I either read or heard on the radio recently that anxiety has replaced depression as the leading mental illness in American women. The female wiring to nurture and care comes now with the broken ability to sense danger. It doesn’t know how to properly shut off.
It’s hard to know how much freedom to give my kids. I didn’t want to hover over them at every minute, or now, live in fear when they’re out of my sight. But I don’t want to be foolish or neglectful either. Anthony Esolen writes about the magical times of his boyhood when kids played outside from dawn til dusk. I agree children need to be playing outside, but dawn to dusk is a long time to go without attention or guidance.
I eventually found her playing with my middle son outside, but they were up by the house and not at the beach. Our afternoons at home here have always been vague. Part of me wanted to hold firm to the belief that everything necessary could be finished before lunch, allowing for the rest of the day free from school. The other part of me simply couldn’t go any longer. But I can definitely tell I’ve gained muscle and stamina. We take breaks here and there, but I’m hoping to continue daily schooling afternoons.
The kids, in four days, have yet to protest the arrangement. Where we run into kinks are the three times a day when it’s time to do the dishes. I do not by default clean up the kitchen. I still cook and clean and do laundry and change out the garbage bag when I’m miraculously the one who’s regularly no longer able to stuff any more into the bag. The kids are old enough to clean up the kitchen and they’re expected to do so, and they do.

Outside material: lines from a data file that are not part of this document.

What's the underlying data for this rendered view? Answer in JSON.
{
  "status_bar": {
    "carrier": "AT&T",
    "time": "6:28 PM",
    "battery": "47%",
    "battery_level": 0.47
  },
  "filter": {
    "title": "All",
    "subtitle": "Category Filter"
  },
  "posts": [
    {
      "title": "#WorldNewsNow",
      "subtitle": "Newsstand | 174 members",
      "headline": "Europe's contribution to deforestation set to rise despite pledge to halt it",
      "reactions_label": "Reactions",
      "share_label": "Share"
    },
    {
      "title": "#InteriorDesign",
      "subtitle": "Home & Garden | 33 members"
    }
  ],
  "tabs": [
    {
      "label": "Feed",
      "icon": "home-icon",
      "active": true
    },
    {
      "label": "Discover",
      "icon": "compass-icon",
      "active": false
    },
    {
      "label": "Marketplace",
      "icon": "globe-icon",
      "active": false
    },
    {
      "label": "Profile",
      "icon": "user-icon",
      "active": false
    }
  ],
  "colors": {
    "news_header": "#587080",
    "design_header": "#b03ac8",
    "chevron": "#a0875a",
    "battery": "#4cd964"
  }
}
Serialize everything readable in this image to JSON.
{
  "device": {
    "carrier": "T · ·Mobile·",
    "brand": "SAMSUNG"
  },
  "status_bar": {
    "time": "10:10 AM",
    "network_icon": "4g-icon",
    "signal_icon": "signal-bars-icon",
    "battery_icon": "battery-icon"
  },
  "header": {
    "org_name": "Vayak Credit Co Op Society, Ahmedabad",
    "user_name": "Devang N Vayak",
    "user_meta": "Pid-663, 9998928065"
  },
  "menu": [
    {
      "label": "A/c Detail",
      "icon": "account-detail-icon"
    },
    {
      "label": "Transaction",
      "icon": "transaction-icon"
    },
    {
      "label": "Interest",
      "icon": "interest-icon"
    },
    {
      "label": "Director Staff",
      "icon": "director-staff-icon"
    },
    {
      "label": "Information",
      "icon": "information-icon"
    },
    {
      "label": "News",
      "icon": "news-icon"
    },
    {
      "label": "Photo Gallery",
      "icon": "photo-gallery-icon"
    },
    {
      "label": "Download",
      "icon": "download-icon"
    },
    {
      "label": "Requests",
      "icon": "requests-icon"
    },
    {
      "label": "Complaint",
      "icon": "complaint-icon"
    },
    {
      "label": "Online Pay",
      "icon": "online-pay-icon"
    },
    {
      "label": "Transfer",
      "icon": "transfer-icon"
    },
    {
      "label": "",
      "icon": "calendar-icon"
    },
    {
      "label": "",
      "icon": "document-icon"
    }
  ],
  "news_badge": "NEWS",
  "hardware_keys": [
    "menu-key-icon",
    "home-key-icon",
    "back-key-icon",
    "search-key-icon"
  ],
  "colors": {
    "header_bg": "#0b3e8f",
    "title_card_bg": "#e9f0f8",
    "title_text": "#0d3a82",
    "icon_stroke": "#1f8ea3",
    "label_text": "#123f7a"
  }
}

I’m still taking pictures of dirty wash rags. I have to be very careful about what I give my mind to. I can’t mentally or physically be doing too many things at once. I don’t find the same readiness or even the ability to engage in multitasking anymore. It was truly something to get to be the wonder woman reading to the preschooler on the bathroom floor, sitting next to the potty training toddler, while breastfeeding an infant. I think I’ll always think, “Wow, I did that once”, and it wouldn’t be pride, but a reason to smile.
These days I’m trying to tune in to their questions, and wait a little longer as the little one slowly learns to write. I’m taking time to spend with one who still needs extra help with reading. There’s a second layer of a clay model tooth drying out on my table and a hammer pounding coming from the side of the house. My husband and I, last night, stayed up way past our bedtime sitting with our son and his two-page biology paper on biostatisticians. Oh for heaven’s sake, who knew the world could be so grand.